Bondpix James Bond


An initial opinion of 'CASINO ROYALE'

by Ajay Chowdhury, editor Kiss Kiss Bang Bang magazine.
The new publication of the James Bond International Fan Club

Casino Royale is an instant classic with a clean, clear linear plot that
moves confidently ahead, capturing the spirit and essence and, in surprising
places, the details of the 1953 book. The credit "based on a novel by Ian
" in the title sequence is miraculously both present and true in a
Bond film made in 2006.

Daniel Craig is immediately James Bond as we have all known him and as we
have never known him before. This is Fleming's Bond brought to life but the
jewel of this performance is set magnificently in an exquisite script and
framed in Martin Campbell's bold and satisfying direction. This is good film
-making first and an extraordinary Bond film second. Craig is intense,
naturalistic and fierce but also tender, vulnerable and haunted. A man
emboldened and burdened by his licence to kill.

Eva Green is stunning as Vesper Lynd. Edgy, elegant, intelligent yet guarded
and mysterious. Her romance with Bond is the core of the movie which takes
us back to the tarnished knight of novels.

Mad Mikkelson is sinister, original and malevolent as Le Chiffre, a
silhouetted cypher. He is interestingly and dynamically rendered in a
performance that shades Fleming's creation with added complexity.

Caterina Murino's Fleming-named Solange is sexy and sultry and could have
been a character from Quantum of Solace or The Hilderbrand Rarity. She
really does hold the eye and her scenes with Bond sizzle. She is also
integral to the function and spirit of the story and is played with arch
aplomb by the Sardinian beauty.

Judi Dench's M is teasingly developed both in her relationship with Bond and
her placement in the British Government. Continuity aside, her inclusion is
exactly right for this story and her admonishing of Bond crackles with good
writing and topical knowingness. M contextualizes 007's character and sets
up the story and the stakes in an expositionally creative way. Jeffrey
Wright's Felix Leiter
is a subtle but pivotal presence while Giancarlo
Giannini's Rene Mathis
is a more prominent, ebullient performance.

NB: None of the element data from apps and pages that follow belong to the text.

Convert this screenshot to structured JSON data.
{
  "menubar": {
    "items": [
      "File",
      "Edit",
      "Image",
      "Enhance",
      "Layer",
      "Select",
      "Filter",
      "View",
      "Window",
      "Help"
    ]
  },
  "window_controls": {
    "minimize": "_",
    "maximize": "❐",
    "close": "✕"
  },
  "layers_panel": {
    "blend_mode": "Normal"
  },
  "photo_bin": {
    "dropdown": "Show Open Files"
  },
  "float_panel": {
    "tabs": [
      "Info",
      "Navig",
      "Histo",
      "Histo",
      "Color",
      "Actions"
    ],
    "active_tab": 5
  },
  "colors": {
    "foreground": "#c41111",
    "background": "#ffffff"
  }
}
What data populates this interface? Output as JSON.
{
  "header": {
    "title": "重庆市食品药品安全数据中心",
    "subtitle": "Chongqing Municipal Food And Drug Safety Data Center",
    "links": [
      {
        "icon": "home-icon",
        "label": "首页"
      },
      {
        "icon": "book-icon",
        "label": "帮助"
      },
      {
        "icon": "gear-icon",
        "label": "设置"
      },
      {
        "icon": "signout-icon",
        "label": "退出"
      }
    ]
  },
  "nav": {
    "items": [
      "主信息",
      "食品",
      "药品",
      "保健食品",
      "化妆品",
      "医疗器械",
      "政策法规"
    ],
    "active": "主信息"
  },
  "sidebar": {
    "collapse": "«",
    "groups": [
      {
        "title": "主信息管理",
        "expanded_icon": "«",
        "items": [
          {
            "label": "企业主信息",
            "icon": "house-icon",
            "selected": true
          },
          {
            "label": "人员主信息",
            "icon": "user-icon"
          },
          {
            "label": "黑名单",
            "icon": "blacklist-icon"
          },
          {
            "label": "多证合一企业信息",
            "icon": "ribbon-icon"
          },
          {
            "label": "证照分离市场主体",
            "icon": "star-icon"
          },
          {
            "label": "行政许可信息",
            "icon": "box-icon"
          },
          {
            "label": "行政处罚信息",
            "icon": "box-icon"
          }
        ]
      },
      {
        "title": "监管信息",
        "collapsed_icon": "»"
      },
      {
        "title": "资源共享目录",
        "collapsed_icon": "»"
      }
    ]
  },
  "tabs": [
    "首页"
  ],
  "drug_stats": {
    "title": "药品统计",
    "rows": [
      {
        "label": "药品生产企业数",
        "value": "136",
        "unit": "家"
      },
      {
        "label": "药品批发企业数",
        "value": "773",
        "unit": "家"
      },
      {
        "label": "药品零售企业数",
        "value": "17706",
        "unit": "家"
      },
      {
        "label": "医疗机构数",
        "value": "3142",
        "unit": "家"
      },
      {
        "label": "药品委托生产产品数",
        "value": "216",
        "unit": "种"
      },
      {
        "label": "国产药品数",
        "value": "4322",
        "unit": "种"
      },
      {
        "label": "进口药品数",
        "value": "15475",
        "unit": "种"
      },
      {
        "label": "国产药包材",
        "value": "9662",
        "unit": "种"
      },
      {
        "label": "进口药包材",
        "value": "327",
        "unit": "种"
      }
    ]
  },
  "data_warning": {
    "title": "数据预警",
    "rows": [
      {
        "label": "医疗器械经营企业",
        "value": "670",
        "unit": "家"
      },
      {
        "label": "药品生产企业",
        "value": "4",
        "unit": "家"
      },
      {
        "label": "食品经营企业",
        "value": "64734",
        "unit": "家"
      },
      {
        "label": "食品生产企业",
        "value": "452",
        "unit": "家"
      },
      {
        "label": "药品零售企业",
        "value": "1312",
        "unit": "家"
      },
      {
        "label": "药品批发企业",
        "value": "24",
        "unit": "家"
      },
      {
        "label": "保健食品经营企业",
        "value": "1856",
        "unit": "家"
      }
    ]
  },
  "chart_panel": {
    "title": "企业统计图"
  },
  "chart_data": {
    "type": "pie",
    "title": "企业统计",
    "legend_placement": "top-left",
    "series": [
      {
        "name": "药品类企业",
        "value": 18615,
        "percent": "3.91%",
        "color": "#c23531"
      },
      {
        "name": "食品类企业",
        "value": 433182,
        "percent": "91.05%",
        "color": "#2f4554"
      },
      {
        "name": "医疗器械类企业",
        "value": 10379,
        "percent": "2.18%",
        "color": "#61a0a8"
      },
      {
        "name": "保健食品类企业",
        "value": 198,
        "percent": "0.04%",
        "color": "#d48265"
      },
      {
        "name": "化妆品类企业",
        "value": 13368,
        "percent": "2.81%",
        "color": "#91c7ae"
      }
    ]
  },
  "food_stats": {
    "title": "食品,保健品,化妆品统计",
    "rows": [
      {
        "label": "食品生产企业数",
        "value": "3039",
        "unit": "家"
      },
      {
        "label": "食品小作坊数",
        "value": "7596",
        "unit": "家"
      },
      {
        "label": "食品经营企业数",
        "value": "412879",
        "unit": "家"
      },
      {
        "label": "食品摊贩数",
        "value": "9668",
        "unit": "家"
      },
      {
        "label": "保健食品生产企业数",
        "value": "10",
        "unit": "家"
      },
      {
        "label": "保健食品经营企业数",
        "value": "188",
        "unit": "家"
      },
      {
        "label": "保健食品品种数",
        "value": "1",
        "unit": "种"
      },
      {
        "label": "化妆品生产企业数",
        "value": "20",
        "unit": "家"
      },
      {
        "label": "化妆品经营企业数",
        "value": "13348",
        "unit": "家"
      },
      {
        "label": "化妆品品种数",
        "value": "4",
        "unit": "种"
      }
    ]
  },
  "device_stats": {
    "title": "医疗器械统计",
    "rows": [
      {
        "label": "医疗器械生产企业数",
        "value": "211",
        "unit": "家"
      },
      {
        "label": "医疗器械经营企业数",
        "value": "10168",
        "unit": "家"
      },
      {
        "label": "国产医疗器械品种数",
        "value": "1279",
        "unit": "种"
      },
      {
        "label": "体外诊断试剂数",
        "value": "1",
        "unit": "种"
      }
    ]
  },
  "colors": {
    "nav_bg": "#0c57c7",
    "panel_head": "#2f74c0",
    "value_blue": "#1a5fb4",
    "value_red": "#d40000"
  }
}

The theme song and titles are similarly different from the past and a
development. Saul Bass-esque graphic artistry combines with Binder-esque
motion poetry in Daniel Kleinman's CG animated titles. Playing card and
gambling imagery also incorporates a live action Daniel Craig. The
instrumental version of the song provides a driving, energetic action theme.
Denied of the full James Bond theme until the end (although we are given
delicious truffle-shavings of it), You Know My Name binds the film like John
alternate "007" theme. David Arnold's score both simmers and soars
and is an achievement of reinvention. Both the song and the score both
performance of Daniel Craig: an updated classic. Rather like the silver
beast that is brand new purring Aston Martin DBS.

Martin Campbell's style is different from GoldenEye in all but the pure
energy and exuberance of his direction. Visually intriguing (a
cobra-mongoose fight, a trail through the bizarre Bodyworld exhibit) and
atmospherically sinister, the film touches on elements of classic but
recently unused filmBond. The travelogue is non-specific but visually
stunning especially the recreation of Montenegro. Phil Meheux's sweeping
photography is glorious and colourful and rich and romantic. Structurally
different from most of the recent Bonds, the 21st Eon film flies through the
series' longest ever running time. Stuart Baird's editing is uncompromising
in the action sequences yet paces the film carefully through the poker duel
and romantic subplot. Time is given to characters to talk, to love and to
live. Gary Powell has made the combat very brutal and realistic and
original. The visceral action setpieces are extremely exciting and, above
all, original: the Madgascan freerunning sequence is breathtaking.

The toying with the Bond film formula is playful yet respectful from the
placement of the gunbarrel, the name-reveal, the use of the James Bond
, outrageous femme fatale names ("Stephanie Broadchest"!), the use of
gadgetry and the symbolic invocation of the vodka martini (the Medal), Aston
(the chariot), MI6 hierarchy (the Order) and M (the Monarch). The
reboot really is tangential to the story.

Casino Royale is like the fourth James Bond film, after Dr No, From Russia
With Love
and Goldfinger. Before the lava of creativity cooled to the crust
of formula, Bond films sat as individual pieces, extracting and refining the
ore of Fleming. Daniel Craig is laced with a soupçon of Dalton (richer
though with the stronger charm and wit of a superior script). However,
Daniel Craig is very much his own, believable, instantly winning incarnation
of James Bond 007.

Casino Royale is mature, pure, surefire cinematic entertainment. It should
be savoured like the the gourmet Bond film that we have all hungered for

Ajay Chowdhury, 2006. All rights reserved.


This website is best viewed at a screen resolution of 1024 x 768 at 32 bpp

All content is © David Williams unless stated otherwise. No parts may be reproduced without permission. All rights reserved.